__Exercise objective__
Check each line of the listing below for the string "icon", and copy the ones that have it.

(Record excerpts begins)

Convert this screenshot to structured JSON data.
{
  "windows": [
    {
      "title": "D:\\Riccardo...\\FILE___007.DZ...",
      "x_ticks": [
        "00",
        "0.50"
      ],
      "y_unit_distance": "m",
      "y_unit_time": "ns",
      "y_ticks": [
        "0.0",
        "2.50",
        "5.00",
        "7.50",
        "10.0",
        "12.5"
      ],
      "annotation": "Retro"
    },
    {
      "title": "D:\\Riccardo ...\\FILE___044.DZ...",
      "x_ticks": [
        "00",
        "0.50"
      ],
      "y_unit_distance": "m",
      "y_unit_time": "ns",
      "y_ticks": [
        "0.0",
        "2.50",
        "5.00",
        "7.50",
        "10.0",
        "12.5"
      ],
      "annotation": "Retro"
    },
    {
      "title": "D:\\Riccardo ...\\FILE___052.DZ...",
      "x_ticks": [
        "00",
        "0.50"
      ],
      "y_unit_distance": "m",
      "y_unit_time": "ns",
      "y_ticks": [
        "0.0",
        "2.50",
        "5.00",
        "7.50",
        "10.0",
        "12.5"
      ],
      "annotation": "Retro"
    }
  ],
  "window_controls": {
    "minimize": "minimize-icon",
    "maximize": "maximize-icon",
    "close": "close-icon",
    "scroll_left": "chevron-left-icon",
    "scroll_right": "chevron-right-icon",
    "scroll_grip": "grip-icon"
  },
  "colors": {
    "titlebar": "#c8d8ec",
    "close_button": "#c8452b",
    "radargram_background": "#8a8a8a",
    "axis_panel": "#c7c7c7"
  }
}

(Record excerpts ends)

__Finished exercise__
    "minimize": "minimize-icon",
    "maximize": "maximize-icon",
    "close": "close-icon",
    "scroll_left": "chevron-left-icon",
    "scroll_right": "chevron-right-icon",
    "scroll_grip": "grip-icon"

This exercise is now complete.